WHAT IS NEEDED:
Write the records out once more, exactly as they are given.

Element data from apps and pages:
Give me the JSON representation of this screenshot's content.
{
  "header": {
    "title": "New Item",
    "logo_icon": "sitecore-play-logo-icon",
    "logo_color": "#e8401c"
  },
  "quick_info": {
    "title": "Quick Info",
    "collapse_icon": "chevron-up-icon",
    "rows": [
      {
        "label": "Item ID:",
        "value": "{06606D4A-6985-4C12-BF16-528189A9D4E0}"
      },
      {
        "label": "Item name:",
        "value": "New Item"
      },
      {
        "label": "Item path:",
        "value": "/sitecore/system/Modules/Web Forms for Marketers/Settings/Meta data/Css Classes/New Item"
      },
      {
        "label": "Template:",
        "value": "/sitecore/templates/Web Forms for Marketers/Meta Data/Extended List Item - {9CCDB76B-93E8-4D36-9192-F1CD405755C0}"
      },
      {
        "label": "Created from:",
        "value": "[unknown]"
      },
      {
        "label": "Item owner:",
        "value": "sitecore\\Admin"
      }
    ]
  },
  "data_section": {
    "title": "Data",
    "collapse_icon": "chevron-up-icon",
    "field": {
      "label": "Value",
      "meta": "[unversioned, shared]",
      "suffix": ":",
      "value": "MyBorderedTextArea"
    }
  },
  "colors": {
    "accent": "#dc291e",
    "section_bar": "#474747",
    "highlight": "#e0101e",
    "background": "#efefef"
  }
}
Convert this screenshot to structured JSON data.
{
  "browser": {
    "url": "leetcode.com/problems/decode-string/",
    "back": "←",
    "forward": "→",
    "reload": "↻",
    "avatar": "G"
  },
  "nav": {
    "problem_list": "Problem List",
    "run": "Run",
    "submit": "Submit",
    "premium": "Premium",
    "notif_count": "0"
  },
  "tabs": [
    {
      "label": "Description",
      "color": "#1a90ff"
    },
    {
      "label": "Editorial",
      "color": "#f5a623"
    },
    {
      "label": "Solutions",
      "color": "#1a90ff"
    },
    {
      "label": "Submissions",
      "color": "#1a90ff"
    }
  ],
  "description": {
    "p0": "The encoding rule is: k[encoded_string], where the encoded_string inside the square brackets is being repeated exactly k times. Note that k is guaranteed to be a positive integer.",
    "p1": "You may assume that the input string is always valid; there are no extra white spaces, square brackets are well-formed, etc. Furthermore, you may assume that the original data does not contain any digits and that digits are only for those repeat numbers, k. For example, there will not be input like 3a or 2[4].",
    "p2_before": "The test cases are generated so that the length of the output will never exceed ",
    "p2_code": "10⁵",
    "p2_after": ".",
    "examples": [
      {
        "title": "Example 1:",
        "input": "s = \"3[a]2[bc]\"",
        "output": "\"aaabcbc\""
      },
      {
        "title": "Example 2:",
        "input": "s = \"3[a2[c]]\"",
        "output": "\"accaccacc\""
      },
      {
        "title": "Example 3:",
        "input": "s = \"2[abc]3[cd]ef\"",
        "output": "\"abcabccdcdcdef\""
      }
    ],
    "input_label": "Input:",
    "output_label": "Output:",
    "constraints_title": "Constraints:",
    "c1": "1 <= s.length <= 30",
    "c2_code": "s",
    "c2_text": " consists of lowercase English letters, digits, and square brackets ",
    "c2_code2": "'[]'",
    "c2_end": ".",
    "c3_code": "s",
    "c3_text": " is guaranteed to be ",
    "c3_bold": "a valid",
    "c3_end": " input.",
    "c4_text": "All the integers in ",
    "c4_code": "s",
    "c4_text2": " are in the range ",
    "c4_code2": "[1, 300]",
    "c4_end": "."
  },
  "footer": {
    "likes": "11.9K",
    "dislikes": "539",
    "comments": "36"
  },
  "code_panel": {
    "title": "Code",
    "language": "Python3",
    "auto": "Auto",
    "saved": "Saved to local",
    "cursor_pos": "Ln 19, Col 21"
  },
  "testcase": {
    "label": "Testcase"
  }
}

OUTPUT OF THE TASK:
Give me the JSON representation of this screenshot's content.
{
  "header": {
    "title": "New Item",
    "logo_icon": "sitecore-play-logo-icon",
    "logo_color": "#e8401c"
  },
  "quick_info": {
    "title": "Quick Info",
    "collapse_icon": "chevron-up-icon",
    "rows": [
      {
        "label": "Item ID:",
        "value": "{06606D4A-6985-4C12-BF16-528189A9D4E0}"
      },
      {
        "label": "Item name:",
        "value": "New Item"
      },
      {
        "label": "Item path:",
        "value": "/sitecore/system/Modules/Web Forms for Marketers/Settings/Meta data/Css Classes/New Item"
      },
      {
        "label": "Template:",
        "value": "/sitecore/templates/Web Forms for Marketers/Meta Data/Extended List Item - {9CCDB76B-93E8-4D36-9192-F1CD405755C0}"
      },
      {
        "label": "Created from:",
        "value": "[unknown]"
      },
      {
        "label": "Item owner:",
        "value": "sitecore\\Admin"
      }
    ]
  },
  "data_section": {
    "title": "Data",
    "collapse_icon": "chevron-up-icon",
    "field": {
      "label": "Value",
      "meta": "[unversioned, shared]",
      "suffix": ":",
      "value": "MyBorderedTextArea"
    }
  },
  "colors": {
    "accent": "#dc291e",
    "section_bar": "#474747",
    "highlight": "#e0101e",
    "background": "#efefef"
  }
}
Convert this screenshot to structured JSON data.
{
  "browser": {
    "url": "leetcode.com/problems/decode-string/",
    "back": "←",
    "forward": "→",
    "reload": "↻",
    "avatar": "G"
  },
  "nav": {
    "problem_list": "Problem List",
    "run": "Run",
    "submit": "Submit",
    "premium": "Premium",
    "notif_count": "0"
  },
  "tabs": [
    {
      "label": "Description",
      "color": "#1a90ff"
    },
    {
      "label": "Editorial",
      "color": "#f5a623"
    },
    {
      "label": "Solutions",
      "color": "#1a90ff"
    },
    {
      "label": "Submissions",
      "color": "#1a90ff"
    }
  ],
  "description": {
    "p0": "The encoding rule is: k[encoded_string], where the encoded_string inside the square brackets is being repeated exactly k times. Note that k is guaranteed to be a positive integer.",
    "p1": "You may assume that the input string is always valid; there are no extra white spaces, square brackets are well-formed, etc. Furthermore, you may assume that the original data does not contain any digits and that digits are only for those repeat numbers, k. For example, there will not be input like 3a or 2[4].",
    "p2_before": "The test cases are generated so that the length of the output will never exceed ",
    "p2_code": "10⁵",
    "p2_after": ".",
    "examples": [
      {
        "title": "Example 1:",
        "input": "s = \"3[a]2[bc]\"",
        "output": "\"aaabcbc\""
      },
      {
        "title": "Example 2:",
        "input": "s = \"3[a2[c]]\"",
        "output": "\"accaccacc\""
      },
      {
        "title": "Example 3:",
        "input": "s = \"2[abc]3[cd]ef\"",
        "output": "\"abcabccdcdcdef\""
      }
    ],
    "input_label": "Input:",
    "output_label": "Output:",
    "constraints_title": "Constraints:",
    "c1": "1 <= s.length <= 30",
    "c2_code": "s",
    "c2_text": " consists of lowercase English letters, digits, and square brackets ",
    "c2_code2": "'[]'",
    "c2_end": ".",
    "c3_code": "s",
    "c3_text": " is guaranteed to be ",
    "c3_bold": "a valid",
    "c3_end": " input.",
    "c4_text": "All the integers in ",
    "c4_code": "s",
    "c4_text2": " are in the range ",
    "c4_code2": "[1, 300]",
    "c4_end": "."
  },
  "footer": {
    "likes": "11.9K",
    "dislikes": "539",
    "comments": "36"
  },
  "code_panel": {
    "title": "Code",
    "language": "Python3",
    "auto": "Auto",
    "saved": "Saved to local",
    "cursor_pos": "Ln 19, Col 21"
  },
  "testcase": {
    "label": "Testcase"
  }
}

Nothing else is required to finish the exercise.